|Regents of the University of Michigan||Opioid||Ann Arbor||MI||$349,978|
|Mississippi State Department of Health||Obesity||Jackson||MS||$350,000|
|The Institute for Family Health||Obesity||New York||NY||$349,260|
|Community Prevention Partnership of Berks County||Obesity||Reading||PA||$349,707|
|Meharry Medical College||Opioid||Nashville||TN||$350,000|
|The University of Texas Rio Grande Valley||Obesity||Edinburg||TX||$344,689|
|Virginia Department of Health||Opioid||Richmond||VA||$350,000|
|City of Huntington||Opioid||Huntington||WV||$350,000|
“We selected the opioid crisis, childhood obesity and serious mental illness as our top three clinical priorities at HHS because they are three of the country’s most pressing public health concerns,” said Health and Human Services Secretary Tom Price, M.D.
The Empowered Communities Initiative provides funding to communities grappling with some of the nation’s most immediate and growing public health challenges. According to the Centers for Disease Control and Prevention (CDC), the number of overdose deaths involving opioids in the U.S. has quadrupled since 1999, and more than 500,000 people died from drug overdoses from 2000 to 2015. The CDC also reports that obesity affects about 12.7 million children in the U.S. (2011-2014) and obesity rates are higher among African Americans and Latinos.

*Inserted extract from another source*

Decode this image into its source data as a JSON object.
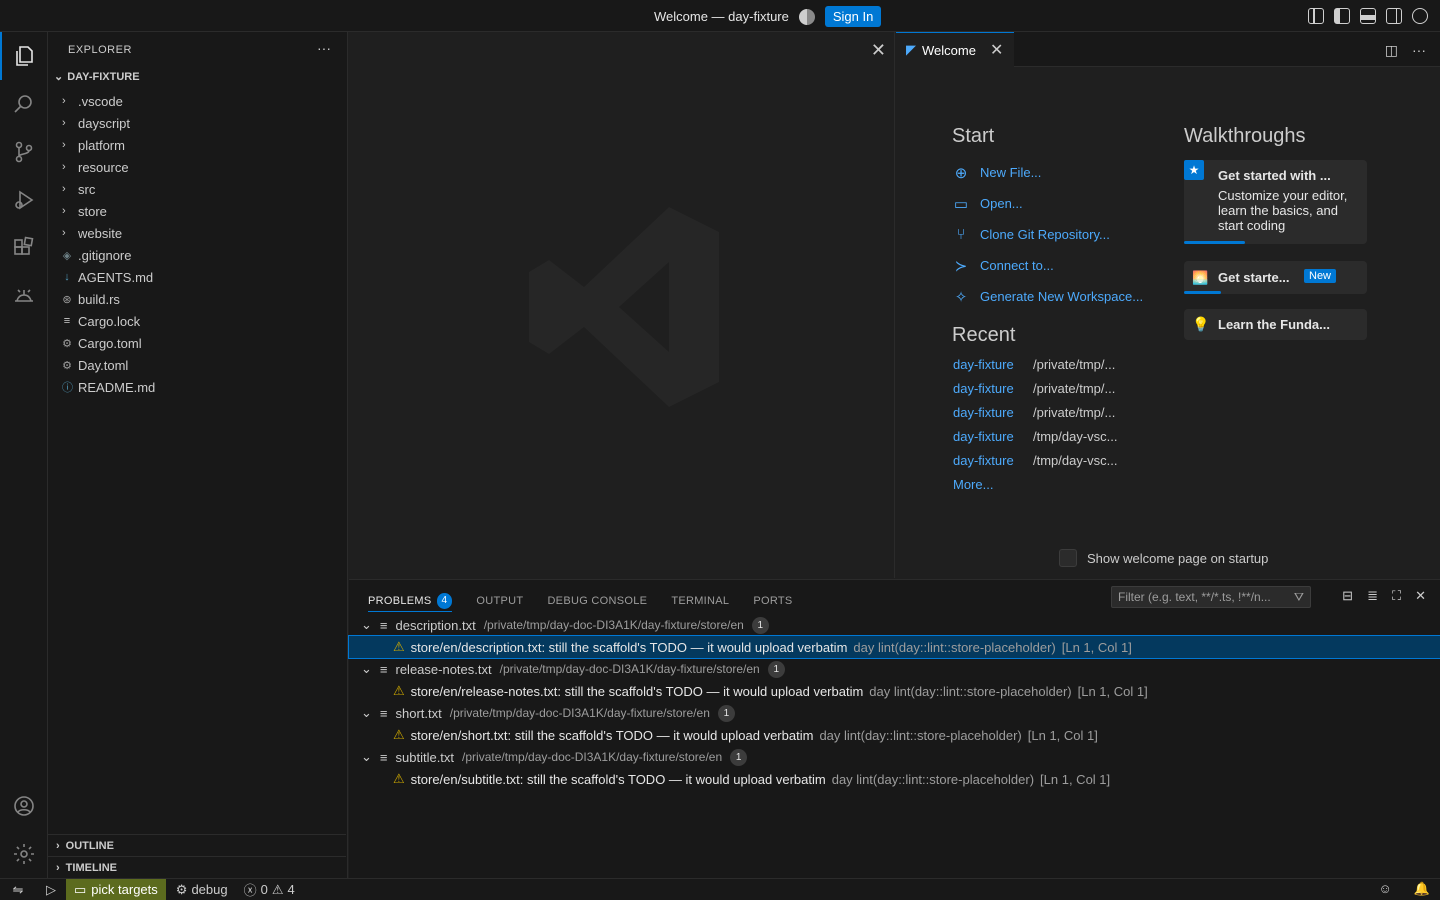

According to the Substance Abuse and Mental Health Services Administration, there were nearly 10 million adults with serious mental illness in 2014, and people with serious mental illness are more likely to be unemployed, arrested, have inadequate housing and die at an early age.
“Communities throughout the country are struggling to meet the serious and urgent challenges posed by the opioid crisis, and the effects of childhood obesity and serious mental illness,” said Dr. Matthew Lin, deputy assistant secretary for minority health and director of the HHS Office of Minority Health. “The Empowered Communities Initiative is designed to help communities meet these critical public health challenges by supporting collaborations at the local level that will lead to community-based solutions.”
The Empowered Communities Initiative promotes community-based collaborations, including academic research centers and prevention centers, to improve the health of communities where opioid misuse, childhood obesity and serious mental illness pose the greatest threats.
For additional information visit: www.minorityhealth.hhs.gov